* [Source material]:
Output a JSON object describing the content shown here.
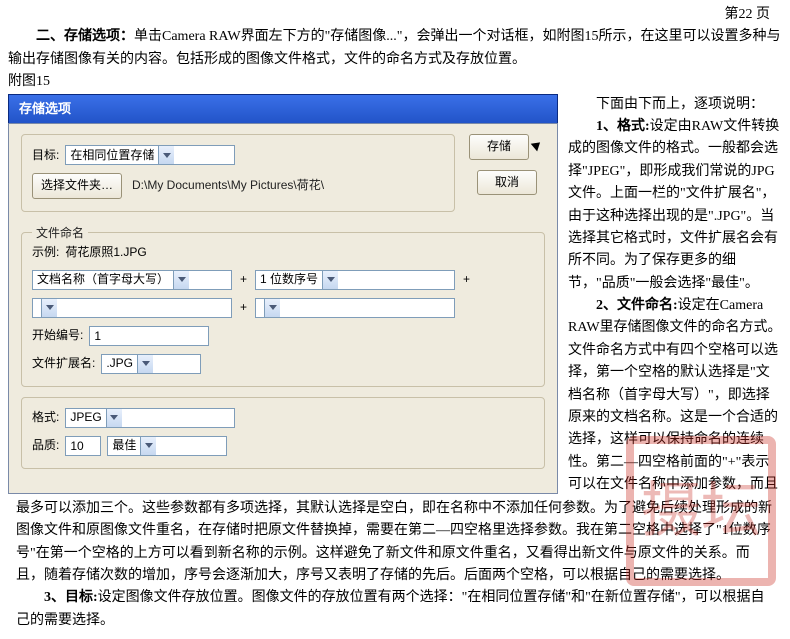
{
  "page_number": "第22 页",
  "intro_bold": "二、存储选项：",
  "intro_rest": "单击Camera RAW界面左下方的\"存储图像...\"，会弹出一个对话框，如附图15所示，在这里可以设置多种与输出存储图像有关的内容。包括形成的图像文件格式，文件的命名方式及存放位置。",
  "figref": "附图15",
  "dialog": {
    "title": "存储选项",
    "buttons": {
      "save": "存储",
      "cancel": "取消"
    },
    "target": {
      "label": "目标:",
      "location_value": "在相同位置存储",
      "select_folder": "选择文件夹…",
      "path": "D:\\My Documents\\My Pictures\\荷花\\"
    },
    "naming": {
      "legend": "文件命名",
      "example_label": "示例:",
      "example_value": "荷花原照1.JPG",
      "slot1": "文档名称（首字母大写）",
      "slot2": "1 位数序号",
      "slot3": "",
      "slot4": "",
      "start_label": "开始编号:",
      "start_value": "1",
      "ext_label": "文件扩展名:",
      "ext_value": ".JPG"
    },
    "format": {
      "label": "格式:",
      "value": "JPEG",
      "quality_label": "品质:",
      "quality_num": "10",
      "quality_text": "最佳"
    }
  },
  "right": {
    "lead": "下面由下而上，逐项说明：",
    "p1_bold": "1、格式:",
    "p1_rest": "设定由RAW文件转换成的图像文件的格式。一般都会选择\"JPEG\"，即形成我们常说的JPG文件。上面一栏的\"文件扩展名\"，由于这种选择出现的是\".JPG\"。当选择其它格式时，文件扩展名会有所不同。为了保存更多的细节，\"品质\"一般会选择\"最佳\"。",
    "p2_bold": "2、文件命名:",
    "p2_rest": "设定在Camera RAW里存储图像文件的命名方式。文件命名方式中有四个空格可以选择，第一个空格的默认选择是\"文档名称（首字母大写）\"，即选择原来的文档名称。这是一个合适的选择，这样可以保持命名的连续性。第二—四空格前面的\"+\"表示可以在文件名称中添加参数，而且"
  },
  "cont": "最多可以添加三个。这些参数都有多项选择，其默认选择是空白，即在名称中不添加任何参数。为了避免后续处理形成的新图像文件和原图像文件重名，在存储时把原文件替换掉，需要在第二—四空格里选择参数。我在第二空格中选择了\"1位数序号\"在第一个空格的上方可以看到新名称的示例。这样避免了新文件和原文件重名，又看得出新文件与原文件的关系。而且，随着存储次数的增加，序号会逐渐加大，序号又表明了存储的先后。后面两个空格，可以根据自己的需要选择。",
  "p3_bold": "3、目标:",
  "p3_rest": "设定图像文件存放位置。图像文件的存放位置有两个选择：\"在相同位置存储\"和\"在新位置存储\"，可以根据自己的需要选择。",
  "stamp": "摄坛"
}
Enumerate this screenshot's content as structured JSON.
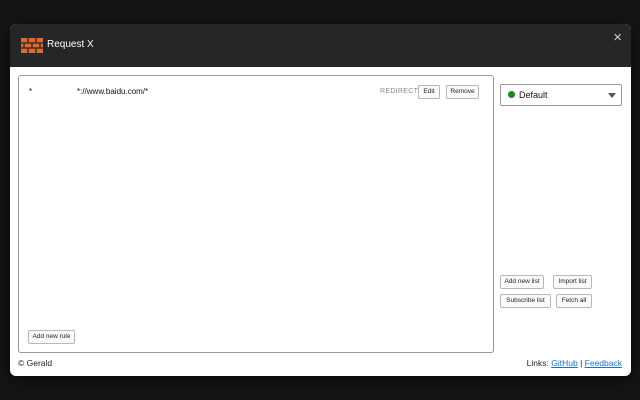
{
  "app": {
    "title": "Request X",
    "close_icon": "×"
  },
  "rules": [
    {
      "method": "*",
      "url": "*://www.baidu.com/*",
      "type": "REDIRECT",
      "edit_label": "Edit",
      "remove_label": "Remove"
    }
  ],
  "content": {
    "add_rule_label": "Add new rule"
  },
  "sidebar": {
    "selected_list": "Default",
    "status_color": "#1a8a1a",
    "add_list_label": "Add new list",
    "import_list_label": "Import list",
    "subscribe_list_label": "Subscribe list",
    "fetch_all_label": "Fetch all"
  },
  "footer": {
    "copyright": "© Gerald",
    "links_label": "Links:",
    "github_label": "GitHub",
    "separator": "|",
    "feedback_label": "Feedback"
  }
}
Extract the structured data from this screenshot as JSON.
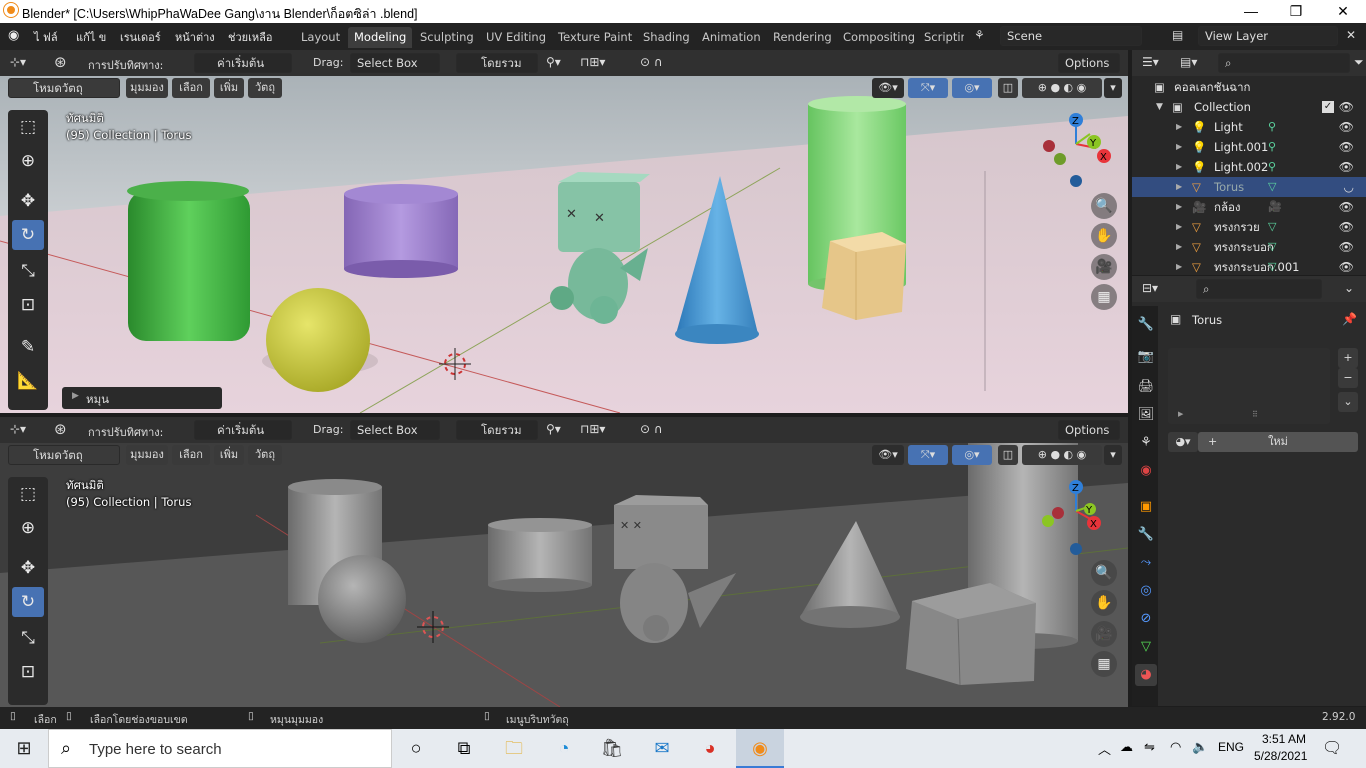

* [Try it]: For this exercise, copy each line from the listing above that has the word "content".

* [Answer space]:
Output a JSON object describing the content shown here.
Enumerate this screenshot's content as structured JSON.
  "content": {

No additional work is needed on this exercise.